When signing your contract make sure it is clear about the minimum and maximum number or hours per week you will be working and check that working the minimum hours will still enable you to meet the salary threshold. Ask questions about your roster. Will they be set from month to month or week to week? Or are you going to be called up the night before and be known by all your friends as the one who can’t commit to any social events as your whole life is on hold just in case you get called in.
Find a job you love.
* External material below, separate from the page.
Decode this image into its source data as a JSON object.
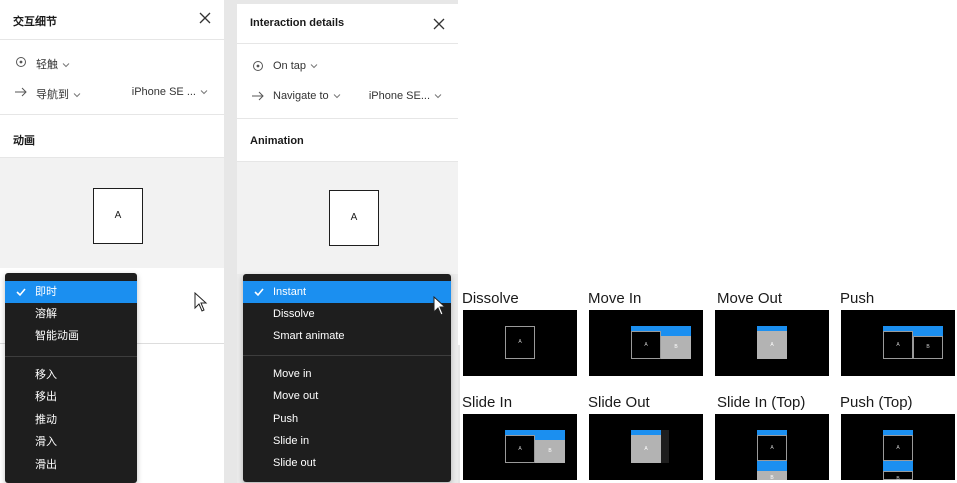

Do they really exist!? Perhaps not, but make sure you agree with the mission and the values of the company or organisation you are going to work for at the very least. You are going to be doing this job for at least two years and if your heart’s not in it, it’s going to spoil the experience. Talk to other employee’s about their experiences at work and seek their feedback. Don’t be tempted to take any old job because they can offer you sponsorship – the chances are they are turning to sponsoring employees from overseas because no one else wants to do the job.
Consider ALL visa options first.
Most of you will jump at the chance of sponsorship because you think it’s your only option or that other visa’s such as the skilled independent (subclass 189) just look like too much hassle. My only advice is to exhaust every ounce of information available to you first before dismissing a visa like the189. You may just find yourself jumping ship from the 457 sponsorship visa and boarding the 189 application process stress later down the line anyway (but oh it’s so worth it!). Once granted the 189 visa, the world is your oyster… no employer’s to answer to.
The best source of information for everything visa related is http://www.border.gov.au. The best option when contacting the department of immigration via telephone is to request a call back, otherwise you will find yourself sitting on hold for hours on end. Another recommendation is to speak to an immigration lawyer, there are plenty out there willing to give free advice, you only pay if you decide to proceed with a visa application (and hand them over $4000 for helping you to do so!).
Know your rights
You can only hope that being clued up on your employment rights and knowing the ins and outs of your visa requirements and expectations of both yourself and your employer will deter any unfair behaviour from the company or organisation. If it doesn’t at least you know when you are being taken for a ride and can make some informed decisions. Again, http://www.border.gov.au is the go to site for all your visa information and https://www.fairwork.gov.au is where you will find the low down on all your employment rights. Remember, that workplace harassment is unacceptable in all forms regardless of what visa you hold.
It’s important to recognise that some employers are just dogs! They prey on hard-working foreigners who want nothing more than to call Australia home. No amount of caution, information and preparation will stop you being taken advantage of. The only thing stoping me from naming and shaming my previous sponsor is that I still have friends employed with them who are currently fighting their own battles to call Australia home. On the flip side there are an abundance of companies and organisations out there who truly value their international workforce.
Whatever your sponsorship journey has in store for you, keep your head held high and your eye on the prize cos’ being an Aussie resident is pretty damn awesome!
Photo credit to Jennifer Habgood